This year’s festival has three featured writers: Kristen Arnett, Jericho Brown, and Wo Chan. Themes include: faith and sexuality, exploring colonialism and diaspora-driven identities, the legacy of Stonewall, and the line between identity and commodity (particularly for writers of color). Friday, August 2 is our kickoff and on Saturday, August 3, we’ll have ten panels and twenty readings. The festival concludes on Sunday, August 4 with six writing workshops, open to both emerging and experienced writers. One of those workshops, “Culinary Speculative” led by Nibedita Sen, will explore the exciting intersection of worldbuilding and food. Please join us!

Support for Readings & Workshops in Washington, D.C. is provided by an endowment established with generous contributions from the Poets & Writers Board of Directors and others. Additional support comes from the Friends of Poets & Writers.

Photos: (top) dave ring and Michelle Tea (Credit: Phill Branch). (bottom) The Future Is Queer readers (Credit: dave ring).

April 30 Contest Roundup for Poets

Poets! Consider submitting your manuscripts and poems to the following contests, all with a deadline of April 30. Each contest offers publication or a prize of at least $1,000:

Ashland Poetry Press Richard Snyder Publication Prize: A prize of $1,000, publication by Ashland Poetry Press, and 50 author copies is given annually for a poetry collection. Entry fee: $27.

Beloit Poetry Journal Adrienne Rich Award for Poetry: A prize of $1,500 and publication in Beloit Poetry Journal is given annually for a single poem. Patricia Smith will judge. Entry fee: $15.

Finishing Line Press New Women’s Voices Chapbook Competition: A prize of $1,000 and publication by Finishing Line Press is given annually for a poetry chapbook by a woman who has not yet published a full-length collection. Leah Maines will judge. Entry fee: $16.

Marsh Hawk Press Poetry Prize: A prize of $1,000 and publication by Marsh Hawk Press is given annually for a poetry collection. Marge Piercy will judge. Entry fee: $25.

Mudfish Poetry Prize: A prize of $1,200 and publication in Mudfish is given annually for a single poem. John Yau will judge. Entry fee: $20.

Poetry Foundation Ruth Lilly and Dorothy Sargent Rosenberg Poetry Fellowships: Five fellowships of $25,800 each are given annually to U.S. poets between the ages of 21 and 31. Entry fee: None.

Trio House Press Louise Bogan Award: A prize of $1,000, publication by Trio House Press, and 20 author copies is given annually for a poetry collection. The winner is also asked to serve as a part-time volunteer for Trio House Press for two years after publication. Sandy Longhorn will judge Entry fee: $25.

Trio House Press Trio Award for First or Second Book: A prize of $1,000, publication by Trio House Press, and 20 author copies is given annually for a first or second poetry collection. The winner is also asked to serve as a part-time volunteer for Trio House Press for two years after publication. Malena Mörling will judge. Entry fee: $25.

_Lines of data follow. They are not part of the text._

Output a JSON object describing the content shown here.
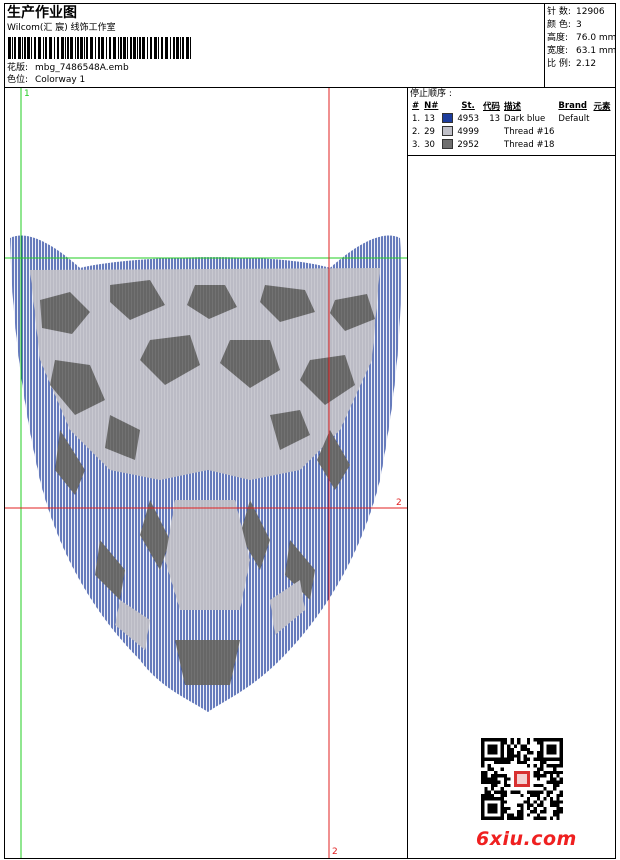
{
  "header": {
    "title": "生产作业图",
    "company": "Wilcom(汇 宸) 线饰工作室",
    "design_label": "花版:",
    "design_file": "mbg_7486548A.emb",
    "colorway_label": "色位:",
    "colorway": "Colorway 1"
  },
  "stats": [
    {
      "label": "针 数:",
      "value": "12906"
    },
    {
      "label": "颜 色:",
      "value": "3"
    },
    {
      "label": "高度:",
      "value": "76.0 mm"
    },
    {
      "label": "宽度:",
      "value": "63.1 mm"
    },
    {
      "label": "比 例:",
      "value": "2.12"
    }
  ],
  "legend": {
    "title": "停止顺序 :",
    "headers": [
      "#",
      "N#",
      "St.",
      "代码",
      "描述",
      "Brand",
      "元素"
    ],
    "rows": [
      {
        "num": "1.",
        "n": "13",
        "color": "#1c3c9c",
        "stitches": "4953",
        "code": "13",
        "desc": "Dark blue",
        "brand": "Default",
        "element": ""
      },
      {
        "num": "2.",
        "n": "29",
        "color": "#c0c0c8",
        "stitches": "4999",
        "code": "",
        "desc": "Thread #16",
        "brand": "",
        "element": ""
      },
      {
        "num": "3.",
        "n": "30",
        "color": "#6e6e6e",
        "stitches": "2952",
        "code": "",
        "desc": "Thread #18",
        "brand": "",
        "element": ""
      }
    ]
  },
  "markers": {
    "green_1": "1",
    "red_2_right": "2",
    "red_2_bottom": "2"
  },
  "watermark": {
    "logo": "6xiu.com"
  },
  "colors": {
    "blue": "#1c3c9c",
    "silver": "#c0c0c8",
    "gray": "#6e6e6e",
    "guide_green": "#22cc22",
    "guide_red": "#e02020"
  }
}
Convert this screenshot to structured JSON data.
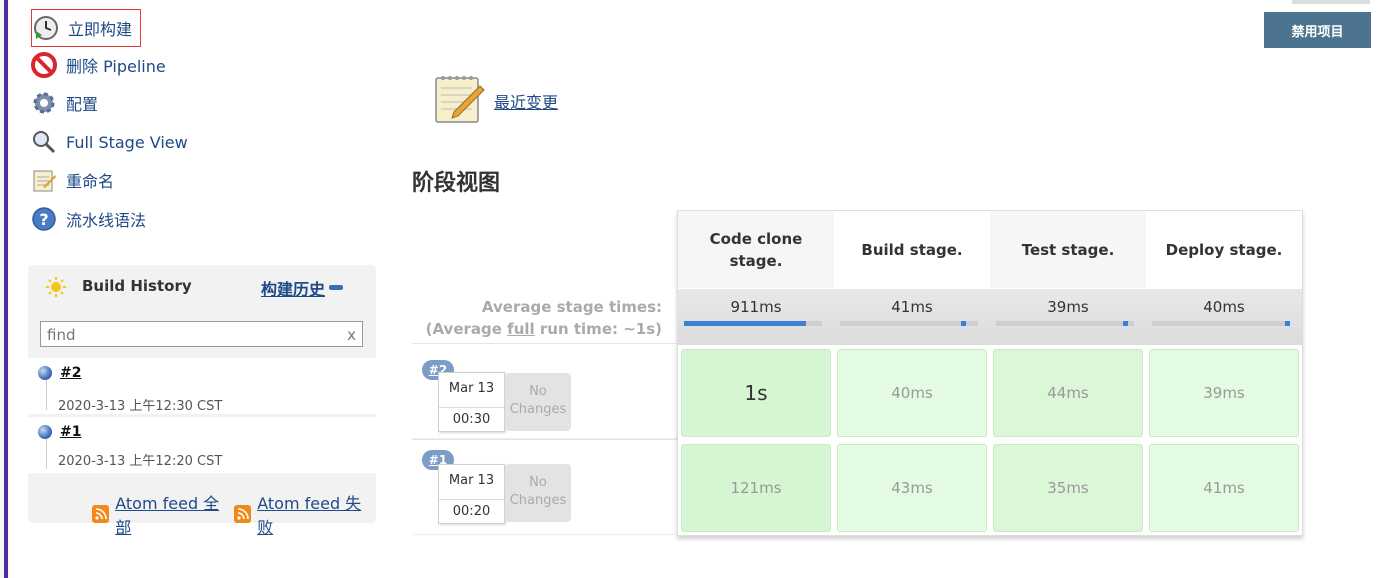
{
  "side_tasks": [
    {
      "label": "立即构建",
      "icon": "clock-build-icon"
    },
    {
      "label": "删除 Pipeline",
      "icon": "no-entry-icon"
    },
    {
      "label": "配置",
      "icon": "gear-icon"
    },
    {
      "label": "Full Stage View",
      "icon": "magnifier-icon"
    },
    {
      "label": "重命名",
      "icon": "notepad-icon"
    },
    {
      "label": "流水线语法",
      "icon": "help-icon"
    }
  ],
  "build_history": {
    "title": "Build History",
    "link_label": "构建历史",
    "search_placeholder": "find",
    "search_clear": "x",
    "builds": [
      {
        "number": "#2",
        "date": "2020-3-13 上午12:30 CST"
      },
      {
        "number": "#1",
        "date": "2020-3-13 上午12:20 CST"
      }
    ],
    "feeds": [
      {
        "label": "Atom feed 全部"
      },
      {
        "label": "Atom feed 失败"
      }
    ]
  },
  "header": {
    "disable_button": "禁用项目"
  },
  "main": {
    "recent_changes": "最近变更",
    "stage_view_title": "阶段视图"
  },
  "stage_view": {
    "avg_line1": "Average stage times:",
    "avg_line2_pre": "(Average ",
    "avg_line2_link": "full",
    "avg_line2_post": " run time: ~1s)",
    "stages": [
      {
        "name": "Code clone stage.",
        "avg": "911ms",
        "progress": 0.88
      },
      {
        "name": "Build stage.",
        "avg": "41ms",
        "progress": 0.04
      },
      {
        "name": "Test stage.",
        "avg": "39ms",
        "progress": 0.04
      },
      {
        "name": "Deploy stage.",
        "avg": "40ms",
        "progress": 0.04
      }
    ],
    "runs": [
      {
        "badge": "#2",
        "date": "Mar 13",
        "time": "00:30",
        "changes": "No Changes",
        "durations": [
          "1s",
          "40ms",
          "44ms",
          "39ms"
        ]
      },
      {
        "badge": "#1",
        "date": "Mar 13",
        "time": "00:20",
        "changes": "No Changes",
        "durations": [
          "121ms",
          "43ms",
          "35ms",
          "41ms"
        ]
      }
    ]
  },
  "colors": {
    "link": "#204a87",
    "button": "#4c7490",
    "success_cell": "#e3fbe0",
    "success_cell_alt": "#d6f5d2",
    "progress": "#3a7fd8"
  }
}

Tupelo Press Berkshire Prize: A prize of $3,000 and publication by Tupelo Press is given annually for a first or second poetry collection. Entry fee: $30.

University of Iowa Press Iowa Poetry Prize: Publication by University of Iowa Press is given annually for a poetry collection. Entry fee: $20.

University of Pittsburgh Press Agnes Lynch Starrett Poetry Prize: A prize of $5,000 and publication by University of Pittsburgh Press is given annually for a debut poetry collection. Ed Ochester will judge. Entry fee: $25.

Visit the contest websites for complete guidelines, and check out the Grants & Awards database and Submission Calendar for more contests in poetry, fiction, and creative nonfiction.